106 Irish arrests in massive Europol swoop on organised crime
MORE than 100 people in Ireland have been arrested as part of an extensive Europol-led swoop on organised crime across 34 countries.
Police picked up more than 1,000 suspects and rescued 30 trafficked children in the operation, dubbed Archimedes.
The unprecedented action took place over nine days from September 15 and was "the single largest coordinated assault on organised crime in Europe", Europol chief Rob Wainwright said.
"Multiple criminal enterprises, some of them the most serious, have been disrupted right across Europe," he added at the organisation's headquarters in The Hague.
"We designed an operation specifically to hit criminal infrastructure."
In Ireland, 106 people were arrested - 27 on foot of 60 different outstanding arrest warrants.
The remaining 79 were allegedly caught in the act of a crime.
Of the suspects picked up here, the majority were arrested in connection with burglary, robbery or theft offences, with a combined 59 arrests.

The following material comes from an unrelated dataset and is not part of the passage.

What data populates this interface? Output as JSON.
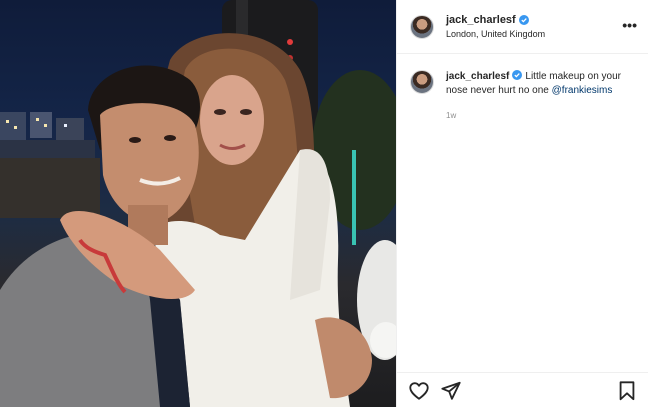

There was one arrest for drug cultivation, four for handling stolen property, three for possession of offensive weapons and four for criminal damage.
One person was arrested for sexual offences, two for public order offences and four for counterfeiting euro notes.
One person was also arrested on foot of a European arrest warrant.
In the wider international operation, 1,027 arrests were made, including 250 in Spain and 200 in Bulgaria.
In one of the raids, 30 Romanian children were saved from child traffickers aiming to use them as sex slaves or slave labour.
A total of 599kg of cocaine, 200kg of heroin and 1.3 tonnes of cannabis were also seized.
Hundreds of locations were searched and Operation Archimedes had the cooperation of Eurojust, Frontex and Interpol.
All 28 EU member states took part as well as Australia, Colombia, Norway, Serbia, Switzerland and the USA.
Raids took place at locations including airports, border crossing points, ports and specific known crime hot spots in towns and cities.
"Joint action days have become a regular feature over the years of the EU law enforcement response to specific aspects of organised crime," a statement from Europol said.
As part of the operation, investigators targeted key infrastructures used by criminal groups.
These included the use of the internet as a facilitator for crime and the illicit movement of criminal proceeds using money transfer systems.
Nine 'impact areas' were targeted.
•Trafficking in human beings.
•Facilitated illegal immigration.
•Cocaine and heroin trafficking.
•Excise and carousel fraud.
•Organised property crime.
•Cybercrime including transnational child sex offenders and payment fraud.
The arrests during the sweep were mainly made among criminal middlemen and group mediators.